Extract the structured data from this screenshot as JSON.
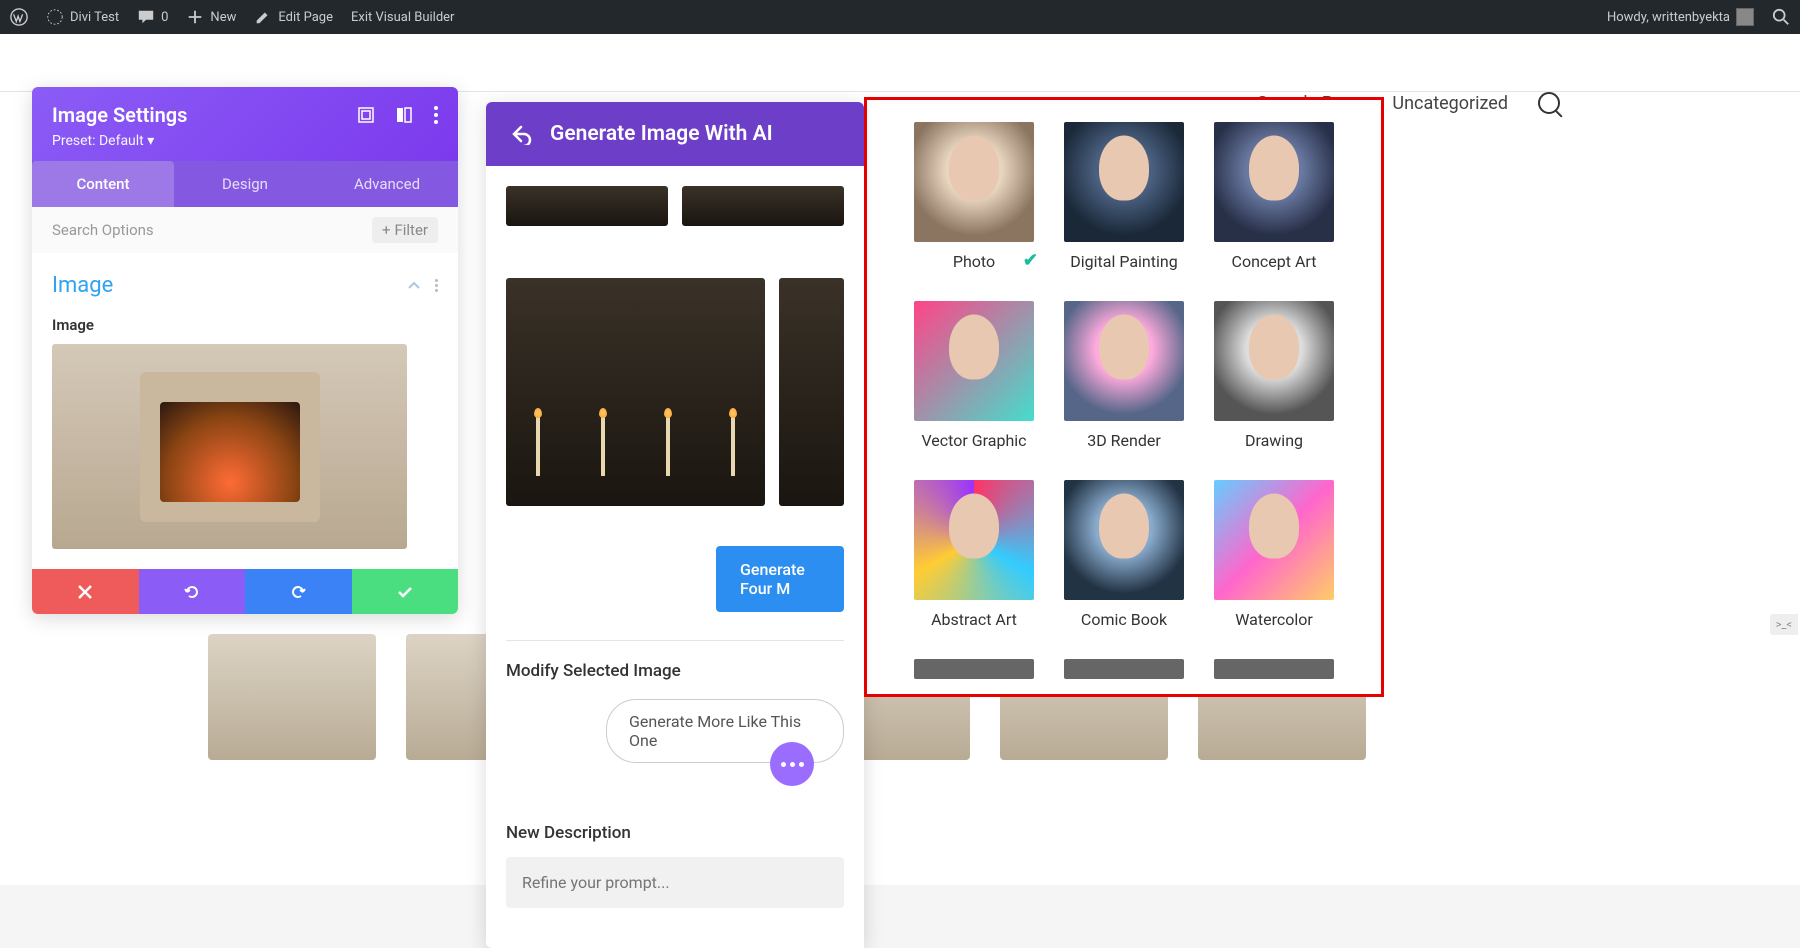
{
  "admin_bar": {
    "site_name": "Divi Test",
    "comments_count": "0",
    "new_label": "New",
    "edit_page": "Edit Page",
    "exit_builder": "Exit Visual Builder",
    "greeting": "Howdy, writtenbyekta"
  },
  "page_nav": {
    "item1": "Sample Page",
    "item2": "Uncategorized"
  },
  "settings": {
    "title": "Image Settings",
    "preset": "Preset: Default ▾",
    "tabs": {
      "content": "Content",
      "design": "Design",
      "advanced": "Advanced"
    },
    "search_placeholder": "Search Options",
    "filter_label": "Filter",
    "section_title": "Image",
    "field_label": "Image"
  },
  "ai": {
    "title": "Generate Image With AI",
    "generate_four": "Generate Four M",
    "modify_label": "Modify Selected Image",
    "more_like": "Generate More Like This One",
    "new_desc_label": "New Description",
    "refine_placeholder": "Refine your prompt..."
  },
  "styles": {
    "photo": "Photo",
    "digital": "Digital Painting",
    "concept": "Concept Art",
    "vector": "Vector Graphic",
    "render3d": "3D Render",
    "drawing": "Drawing",
    "abstract": "Abstract Art",
    "comic": "Comic Book",
    "watercolor": "Watercolor",
    "selected": "photo"
  },
  "colors": {
    "accent_purple": "#8b5cf6",
    "accent_blue": "#2c8ef0",
    "highlight_red": "#e60000"
  },
  "expand_tag": ">_<"
}
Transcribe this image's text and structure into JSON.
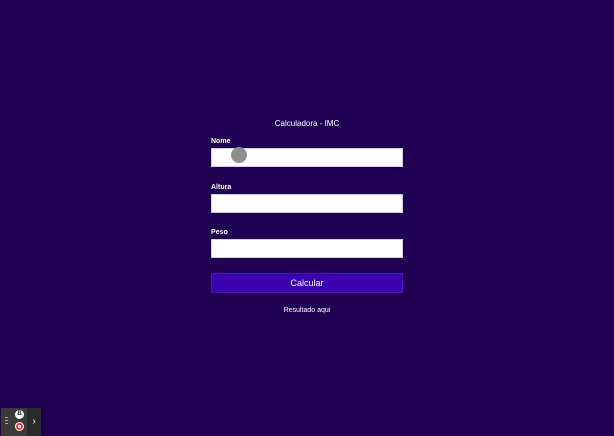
{
  "form": {
    "title": "Calculadora - IMC",
    "fields": [
      {
        "label": "Nome",
        "value": "",
        "placeholder": ""
      },
      {
        "label": "Altura",
        "value": "",
        "placeholder": ""
      },
      {
        "label": "Peso",
        "value": "",
        "placeholder": ""
      }
    ],
    "button_label": "Calcular",
    "result_text": "Resultado aqui"
  },
  "recorder_widget": {
    "badge_text": "B",
    "icons": [
      "drag-handle-icon",
      "badge-icon",
      "stop-record-icon",
      "chevron-right-icon"
    ],
    "expand_glyph": "›"
  },
  "colors": {
    "background": "#1f0051",
    "button": "#3a00ae",
    "text": "#ffffff",
    "input": "#ffffff"
  }
}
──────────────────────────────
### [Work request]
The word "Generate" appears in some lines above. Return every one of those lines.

### [Solution for this task]
    "title": "Generate Image With AI",
    "generate_four": "Generate Four M",
    "more_like": "Generate More Like This One",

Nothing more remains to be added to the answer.